Scan the records below for the string "accent" and return every line where it appears.

START Materials provided

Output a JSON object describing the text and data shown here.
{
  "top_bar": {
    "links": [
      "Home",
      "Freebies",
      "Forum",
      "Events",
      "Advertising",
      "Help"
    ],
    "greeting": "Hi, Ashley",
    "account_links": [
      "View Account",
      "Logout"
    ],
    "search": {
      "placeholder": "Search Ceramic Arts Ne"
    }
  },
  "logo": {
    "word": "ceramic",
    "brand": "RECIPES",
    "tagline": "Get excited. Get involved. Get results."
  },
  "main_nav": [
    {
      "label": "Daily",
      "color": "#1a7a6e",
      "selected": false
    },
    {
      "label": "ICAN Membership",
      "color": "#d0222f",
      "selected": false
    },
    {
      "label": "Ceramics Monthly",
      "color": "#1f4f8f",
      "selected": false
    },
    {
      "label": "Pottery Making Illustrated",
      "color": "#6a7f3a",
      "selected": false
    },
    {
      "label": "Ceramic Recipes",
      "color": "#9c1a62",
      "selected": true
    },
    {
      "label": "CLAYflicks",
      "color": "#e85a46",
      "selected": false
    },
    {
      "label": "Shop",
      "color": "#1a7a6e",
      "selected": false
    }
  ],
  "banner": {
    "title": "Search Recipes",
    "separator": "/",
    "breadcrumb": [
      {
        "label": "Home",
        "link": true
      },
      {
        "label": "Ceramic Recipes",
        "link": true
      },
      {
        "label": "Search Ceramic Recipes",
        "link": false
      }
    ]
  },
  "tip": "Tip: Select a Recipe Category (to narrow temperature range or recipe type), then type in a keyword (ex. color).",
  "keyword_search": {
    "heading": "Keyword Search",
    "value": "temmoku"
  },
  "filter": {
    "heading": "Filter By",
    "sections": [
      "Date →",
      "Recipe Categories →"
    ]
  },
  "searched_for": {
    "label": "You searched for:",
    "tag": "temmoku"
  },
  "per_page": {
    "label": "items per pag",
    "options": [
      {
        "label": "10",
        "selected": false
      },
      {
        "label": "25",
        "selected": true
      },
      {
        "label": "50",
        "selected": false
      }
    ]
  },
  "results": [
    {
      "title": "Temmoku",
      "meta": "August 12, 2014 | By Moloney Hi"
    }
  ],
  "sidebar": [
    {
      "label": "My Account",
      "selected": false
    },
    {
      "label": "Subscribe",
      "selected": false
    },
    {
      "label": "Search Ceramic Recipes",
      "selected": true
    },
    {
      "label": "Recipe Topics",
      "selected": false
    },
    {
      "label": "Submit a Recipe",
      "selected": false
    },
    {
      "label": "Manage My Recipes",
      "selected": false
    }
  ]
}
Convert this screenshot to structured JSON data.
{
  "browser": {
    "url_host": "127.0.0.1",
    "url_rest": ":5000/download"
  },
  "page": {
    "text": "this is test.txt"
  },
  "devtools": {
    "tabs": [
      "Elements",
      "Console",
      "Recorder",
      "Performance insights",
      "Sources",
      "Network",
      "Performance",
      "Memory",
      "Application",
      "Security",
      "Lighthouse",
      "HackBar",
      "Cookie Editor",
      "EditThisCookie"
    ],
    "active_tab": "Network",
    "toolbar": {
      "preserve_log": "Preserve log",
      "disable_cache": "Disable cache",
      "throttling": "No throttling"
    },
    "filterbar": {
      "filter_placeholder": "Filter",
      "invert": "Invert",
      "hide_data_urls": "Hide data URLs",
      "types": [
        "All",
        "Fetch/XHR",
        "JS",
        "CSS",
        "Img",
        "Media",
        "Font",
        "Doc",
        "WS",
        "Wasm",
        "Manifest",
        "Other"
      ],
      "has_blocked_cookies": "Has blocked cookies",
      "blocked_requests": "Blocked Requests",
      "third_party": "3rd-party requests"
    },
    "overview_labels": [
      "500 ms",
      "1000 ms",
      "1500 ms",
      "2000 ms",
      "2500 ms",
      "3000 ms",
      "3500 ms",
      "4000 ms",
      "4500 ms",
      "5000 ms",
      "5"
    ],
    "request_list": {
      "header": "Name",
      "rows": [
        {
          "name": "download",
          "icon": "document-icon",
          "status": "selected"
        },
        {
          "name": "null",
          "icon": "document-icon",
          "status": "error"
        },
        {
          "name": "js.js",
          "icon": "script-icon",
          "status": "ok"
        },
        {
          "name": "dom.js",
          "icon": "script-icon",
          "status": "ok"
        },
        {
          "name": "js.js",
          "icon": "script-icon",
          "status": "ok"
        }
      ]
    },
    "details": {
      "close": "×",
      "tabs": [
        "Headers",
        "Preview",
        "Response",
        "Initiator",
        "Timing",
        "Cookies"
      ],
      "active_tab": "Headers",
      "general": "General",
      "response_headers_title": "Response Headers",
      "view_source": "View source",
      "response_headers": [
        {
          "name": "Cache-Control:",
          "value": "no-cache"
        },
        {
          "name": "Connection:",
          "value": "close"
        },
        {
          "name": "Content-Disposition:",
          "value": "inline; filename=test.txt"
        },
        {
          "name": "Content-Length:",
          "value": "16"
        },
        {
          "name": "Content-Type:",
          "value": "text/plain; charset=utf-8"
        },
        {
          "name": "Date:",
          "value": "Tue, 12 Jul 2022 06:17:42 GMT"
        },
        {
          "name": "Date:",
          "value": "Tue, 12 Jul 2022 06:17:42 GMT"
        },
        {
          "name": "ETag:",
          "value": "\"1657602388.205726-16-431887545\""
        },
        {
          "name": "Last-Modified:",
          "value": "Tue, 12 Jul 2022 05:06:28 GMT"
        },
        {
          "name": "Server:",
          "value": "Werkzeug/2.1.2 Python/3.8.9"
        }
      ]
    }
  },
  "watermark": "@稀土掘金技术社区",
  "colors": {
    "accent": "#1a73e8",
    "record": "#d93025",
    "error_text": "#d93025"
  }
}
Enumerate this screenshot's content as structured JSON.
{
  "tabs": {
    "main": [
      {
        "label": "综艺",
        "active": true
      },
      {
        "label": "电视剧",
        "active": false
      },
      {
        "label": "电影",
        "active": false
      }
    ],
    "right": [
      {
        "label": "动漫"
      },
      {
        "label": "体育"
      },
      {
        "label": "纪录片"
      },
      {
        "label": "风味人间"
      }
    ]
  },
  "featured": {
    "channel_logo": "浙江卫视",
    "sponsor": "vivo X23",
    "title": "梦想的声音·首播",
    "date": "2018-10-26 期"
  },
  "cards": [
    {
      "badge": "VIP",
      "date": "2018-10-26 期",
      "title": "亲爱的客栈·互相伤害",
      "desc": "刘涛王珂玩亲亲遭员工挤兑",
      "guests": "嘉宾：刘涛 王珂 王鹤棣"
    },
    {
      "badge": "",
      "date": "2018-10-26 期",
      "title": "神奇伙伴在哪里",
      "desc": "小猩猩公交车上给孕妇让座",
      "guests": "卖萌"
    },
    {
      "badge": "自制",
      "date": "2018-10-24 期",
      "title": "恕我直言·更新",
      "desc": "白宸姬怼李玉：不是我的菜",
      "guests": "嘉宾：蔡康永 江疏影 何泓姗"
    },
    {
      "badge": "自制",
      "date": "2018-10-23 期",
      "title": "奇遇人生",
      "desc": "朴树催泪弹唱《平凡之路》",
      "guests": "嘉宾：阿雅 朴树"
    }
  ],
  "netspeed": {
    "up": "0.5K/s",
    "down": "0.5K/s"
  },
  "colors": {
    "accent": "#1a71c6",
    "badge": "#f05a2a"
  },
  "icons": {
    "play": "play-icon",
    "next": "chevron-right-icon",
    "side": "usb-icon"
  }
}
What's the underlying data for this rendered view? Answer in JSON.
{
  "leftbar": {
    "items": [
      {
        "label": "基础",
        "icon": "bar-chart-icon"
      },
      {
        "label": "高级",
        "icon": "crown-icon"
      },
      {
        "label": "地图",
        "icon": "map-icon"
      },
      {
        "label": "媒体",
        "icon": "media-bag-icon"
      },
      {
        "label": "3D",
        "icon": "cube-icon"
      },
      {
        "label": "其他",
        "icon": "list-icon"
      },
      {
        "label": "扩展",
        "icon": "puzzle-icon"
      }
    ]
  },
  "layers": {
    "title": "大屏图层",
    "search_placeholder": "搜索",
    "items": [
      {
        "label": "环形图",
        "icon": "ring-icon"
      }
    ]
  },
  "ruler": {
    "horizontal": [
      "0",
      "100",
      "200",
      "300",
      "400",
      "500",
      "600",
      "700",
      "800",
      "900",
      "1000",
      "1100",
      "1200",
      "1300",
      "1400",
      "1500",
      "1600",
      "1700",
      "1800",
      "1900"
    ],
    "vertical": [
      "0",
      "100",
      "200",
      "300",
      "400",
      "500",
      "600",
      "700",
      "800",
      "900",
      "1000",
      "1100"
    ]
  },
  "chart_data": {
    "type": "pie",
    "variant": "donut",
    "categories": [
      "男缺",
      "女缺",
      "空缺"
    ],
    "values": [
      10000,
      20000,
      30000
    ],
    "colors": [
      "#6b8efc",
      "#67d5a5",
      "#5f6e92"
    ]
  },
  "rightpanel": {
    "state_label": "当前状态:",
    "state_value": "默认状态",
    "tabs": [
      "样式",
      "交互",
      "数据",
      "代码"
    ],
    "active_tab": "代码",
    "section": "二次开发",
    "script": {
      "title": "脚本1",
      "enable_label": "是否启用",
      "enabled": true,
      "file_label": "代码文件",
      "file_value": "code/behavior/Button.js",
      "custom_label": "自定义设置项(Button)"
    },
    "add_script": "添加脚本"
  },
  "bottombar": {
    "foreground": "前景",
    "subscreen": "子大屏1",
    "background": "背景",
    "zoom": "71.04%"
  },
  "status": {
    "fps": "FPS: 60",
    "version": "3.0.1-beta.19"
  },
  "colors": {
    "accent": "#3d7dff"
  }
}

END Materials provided

Output of the task:
    "accent": "#1a73e8",
    "accent": "#1a71c6",
    "accent": "#3d7dff"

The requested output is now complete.